The Maine Board of Environmental Protection voted unanimously Thursday to provisionally adopt new regulations that could open the door for large-scale metal mining that hasn’t occurred in Maine since 1977.

Environmental groups immediately announced they were mounting a campaign to convince state lawmakers, who must still approve the regulations, to reject them and to replace the 2012 law the regulations were developed under.

The BEP’s decision means the Legislature will vote for the third time on mining regulations developed by the Department of Environmental Protection after lawmakers twice voted down previous versions created under the same law. That law changed Maine’s two-decade-old mining regulations in an attempt to streamline and modernize permitting of metal mines.

Since the latest proposed regulations were introduced publicly in September 2016, environmental groups and 441 citizens have voiced their opposition in public comments to the BEP, according to the Natural Resources Council of Maine, which analyzed and tallied the comments. The DEP and the BEP acknowledged Thursday that the rules received significant criticism from members of the public.

“Many have asserted that no standards could be sufficiently protective,” said Melanie Loyzim, DEP deputy commissioner, referencing the public comments during a discussion with the BEP before the vote Thursday morning.

The latest version incorporates changes aimed at addressing some of the concerns about groundwater pollution and long-term contamination from large open pit mines.

While the proposed regulations allow mining, they “provide a stringent, comprehensive approach” with “performance based standards,” Loyzim said.

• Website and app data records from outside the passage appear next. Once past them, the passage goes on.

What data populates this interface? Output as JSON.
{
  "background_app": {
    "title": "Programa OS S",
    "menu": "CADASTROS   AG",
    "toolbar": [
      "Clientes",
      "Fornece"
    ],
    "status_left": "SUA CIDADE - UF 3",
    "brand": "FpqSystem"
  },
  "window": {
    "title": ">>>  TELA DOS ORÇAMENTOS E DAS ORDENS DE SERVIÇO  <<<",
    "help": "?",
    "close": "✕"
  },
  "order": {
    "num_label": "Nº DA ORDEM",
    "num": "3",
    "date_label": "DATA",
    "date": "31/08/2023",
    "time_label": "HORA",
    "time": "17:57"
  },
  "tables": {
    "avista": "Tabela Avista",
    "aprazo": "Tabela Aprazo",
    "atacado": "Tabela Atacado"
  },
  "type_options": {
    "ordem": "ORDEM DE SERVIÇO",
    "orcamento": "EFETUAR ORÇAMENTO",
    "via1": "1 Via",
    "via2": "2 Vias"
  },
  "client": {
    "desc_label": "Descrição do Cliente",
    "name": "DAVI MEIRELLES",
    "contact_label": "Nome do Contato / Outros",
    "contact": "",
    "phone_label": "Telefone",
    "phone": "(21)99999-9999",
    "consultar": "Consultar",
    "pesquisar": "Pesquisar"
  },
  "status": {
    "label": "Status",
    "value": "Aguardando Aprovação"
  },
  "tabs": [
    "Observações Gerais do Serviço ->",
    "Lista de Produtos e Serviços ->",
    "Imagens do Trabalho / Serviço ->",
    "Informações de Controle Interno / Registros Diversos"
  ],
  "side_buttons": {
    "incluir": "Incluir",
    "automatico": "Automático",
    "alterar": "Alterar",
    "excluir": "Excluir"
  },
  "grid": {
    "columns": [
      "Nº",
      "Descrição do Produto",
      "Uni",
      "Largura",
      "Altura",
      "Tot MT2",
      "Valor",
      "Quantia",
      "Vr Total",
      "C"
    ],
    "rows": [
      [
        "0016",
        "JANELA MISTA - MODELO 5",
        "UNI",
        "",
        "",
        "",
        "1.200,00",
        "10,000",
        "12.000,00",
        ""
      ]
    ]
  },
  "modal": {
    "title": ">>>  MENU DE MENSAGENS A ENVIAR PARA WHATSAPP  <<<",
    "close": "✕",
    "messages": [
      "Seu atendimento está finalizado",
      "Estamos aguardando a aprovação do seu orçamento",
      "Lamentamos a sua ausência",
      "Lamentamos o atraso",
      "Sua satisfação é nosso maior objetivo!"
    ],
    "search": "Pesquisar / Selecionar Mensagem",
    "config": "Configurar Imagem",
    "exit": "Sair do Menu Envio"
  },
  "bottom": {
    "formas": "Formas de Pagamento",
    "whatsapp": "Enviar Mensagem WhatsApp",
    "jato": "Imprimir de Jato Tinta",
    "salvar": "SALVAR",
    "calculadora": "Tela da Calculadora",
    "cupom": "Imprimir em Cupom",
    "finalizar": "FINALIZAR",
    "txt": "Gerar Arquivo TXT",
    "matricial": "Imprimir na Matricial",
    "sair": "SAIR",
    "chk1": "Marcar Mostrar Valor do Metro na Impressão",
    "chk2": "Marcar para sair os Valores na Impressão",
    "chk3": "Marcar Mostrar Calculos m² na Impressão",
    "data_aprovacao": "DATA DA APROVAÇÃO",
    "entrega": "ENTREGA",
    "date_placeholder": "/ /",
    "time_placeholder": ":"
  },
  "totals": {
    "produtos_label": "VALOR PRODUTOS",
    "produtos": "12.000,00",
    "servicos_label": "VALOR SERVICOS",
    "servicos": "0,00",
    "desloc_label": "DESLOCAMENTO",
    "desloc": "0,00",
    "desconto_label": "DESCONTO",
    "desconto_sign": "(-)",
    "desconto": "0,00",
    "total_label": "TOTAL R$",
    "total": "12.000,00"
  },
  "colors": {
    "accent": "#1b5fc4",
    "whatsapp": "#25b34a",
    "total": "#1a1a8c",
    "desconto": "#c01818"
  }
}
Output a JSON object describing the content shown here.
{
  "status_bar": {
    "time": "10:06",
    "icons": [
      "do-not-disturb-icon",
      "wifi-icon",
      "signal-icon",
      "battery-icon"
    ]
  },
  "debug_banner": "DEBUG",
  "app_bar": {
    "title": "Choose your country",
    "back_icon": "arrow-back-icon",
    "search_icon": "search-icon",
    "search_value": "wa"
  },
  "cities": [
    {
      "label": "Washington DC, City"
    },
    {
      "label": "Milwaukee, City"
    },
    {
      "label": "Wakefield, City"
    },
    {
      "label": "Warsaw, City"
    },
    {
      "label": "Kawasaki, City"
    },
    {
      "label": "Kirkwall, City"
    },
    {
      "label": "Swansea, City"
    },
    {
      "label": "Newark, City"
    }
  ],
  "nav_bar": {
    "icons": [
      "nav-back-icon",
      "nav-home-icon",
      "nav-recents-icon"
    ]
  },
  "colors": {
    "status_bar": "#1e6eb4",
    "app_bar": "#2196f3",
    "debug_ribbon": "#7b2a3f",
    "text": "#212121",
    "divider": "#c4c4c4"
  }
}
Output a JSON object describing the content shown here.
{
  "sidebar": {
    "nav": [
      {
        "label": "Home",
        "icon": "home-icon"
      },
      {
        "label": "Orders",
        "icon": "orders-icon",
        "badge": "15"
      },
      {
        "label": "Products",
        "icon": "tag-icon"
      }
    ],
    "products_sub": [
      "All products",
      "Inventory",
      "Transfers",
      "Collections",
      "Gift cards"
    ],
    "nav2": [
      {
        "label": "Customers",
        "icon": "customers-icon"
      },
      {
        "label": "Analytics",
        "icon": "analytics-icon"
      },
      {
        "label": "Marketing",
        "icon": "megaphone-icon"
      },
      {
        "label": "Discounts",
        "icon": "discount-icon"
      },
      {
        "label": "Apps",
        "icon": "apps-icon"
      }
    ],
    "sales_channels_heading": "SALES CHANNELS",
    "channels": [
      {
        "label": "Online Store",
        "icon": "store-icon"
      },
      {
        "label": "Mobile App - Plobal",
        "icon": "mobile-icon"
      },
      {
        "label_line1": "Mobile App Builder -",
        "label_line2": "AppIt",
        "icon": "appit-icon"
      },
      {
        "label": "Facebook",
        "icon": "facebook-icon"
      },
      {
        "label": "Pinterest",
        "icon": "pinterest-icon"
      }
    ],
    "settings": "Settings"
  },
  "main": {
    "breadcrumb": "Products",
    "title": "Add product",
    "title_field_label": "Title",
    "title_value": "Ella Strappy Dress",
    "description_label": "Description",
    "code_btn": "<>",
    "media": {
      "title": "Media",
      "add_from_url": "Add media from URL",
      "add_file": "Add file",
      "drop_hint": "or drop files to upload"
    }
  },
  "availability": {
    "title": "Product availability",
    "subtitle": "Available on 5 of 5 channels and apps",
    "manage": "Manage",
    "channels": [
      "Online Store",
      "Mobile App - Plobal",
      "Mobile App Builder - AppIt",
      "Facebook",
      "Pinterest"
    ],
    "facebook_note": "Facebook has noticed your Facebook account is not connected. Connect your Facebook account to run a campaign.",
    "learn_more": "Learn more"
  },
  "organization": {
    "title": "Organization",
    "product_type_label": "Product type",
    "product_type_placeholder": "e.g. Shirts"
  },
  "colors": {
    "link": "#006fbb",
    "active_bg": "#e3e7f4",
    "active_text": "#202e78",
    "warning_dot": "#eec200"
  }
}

The 2012 law was spearheaded by Rep. John Martin of Eagle Lake in part because of an interest by Canadian forest products giant JD Irving Ltd. in potentially developing a mine for copper, zinc and other metals at Bald Mountain in Aroostook County, where the company owns industrial timberland in the North Woods.

The law replaced a 1990 law that was passed in the wake of pollution issues at the Callahan Mine in Hancock County, which closed in 1972 and is now a federal superfund hazardous waste cleanup site. Some legislators and mining advocates said the 1990 law essentially banned mining in Maine, while environmental groups criticize the new law as being too lax for allowing groundwater contamination in mining areas, among other things.

The Legislature had ordered the DEP to draft new rules to implement the 2012 law, but lawmakers have since twice rejected proposed regulations. Environmental groups have said that the law also limits the regulations the DEP can develop, and that it should be repealed and rewritten with stronger protections.

“These rules will not protect Maine’s clean water or its taxpayers,” Nick Bennett, a staff scientist with the Natural Resources Council of Maine, said in a media release issued Thursday.

The Natural Resources Council of Maine and other groups are looking to galvanize mining opponents to voice their concerns about the regulations to the Legislature and to urge their representatives to vote against them. Before a vote by the full Legislature, the Environment and Natural Resources Committee will be holding a public hearing on the regulations in Augusta, likely in February or March.

The BEP also is sending a memo to the Legislature highlighting areas in the 2012 law that should be revisited and possibly changed — a sign that the BEP is listening to concerns of the public, according to Bennett.

Based on criticism and public comments from citizens, the BEP is suggesting to the Legislature that lawmakers “clarify” a number of issues in the mining law, including about locating waste impoundments in floodplains. The board also suggests lawmakers clarify provisions of the law concerning discharges to groundwater — which environmental advocates say amount to allowing groundwater contamination. In addition, the board seeks clarification of the DEP’s regulatory authority over mining on public lands.

In some changes adopted since a public hearing in September 2016, the DEP attempted to address a range of concerns raised by members of the public, according to Jeff Crawford, the DEP’s state implementation plan specialist.

The mining regulations provisionally adopted by the BEP include new language governing mine tailings (collections of mine processing effluent), mine waste, and long-term financial assurances for potential cleanup costs.

The proposed regulations would ban “wet tailings” impoundments with acidic-generating waste, while allowing “wet mine waste,” such as the unprocessed top layers of rocks that could be used to fill in areas of mine, such as mine shafts, during the life of the mine.

The rules would still allow open pit mining and allow mining under wetlands and water bodies.

Crawford said the revised proposal will require an independent third-party monitor to track compliance with environmental standards. The proposal also would require a company to cover all costs of cleaning up contamination from catastrophic mine failure for a minimum of 100 years, as well as remediation and restoration of air and water quality in surrounding areas.

“This addresses virtually every possible situation,” short of an “asteroid strike,” Crawford said.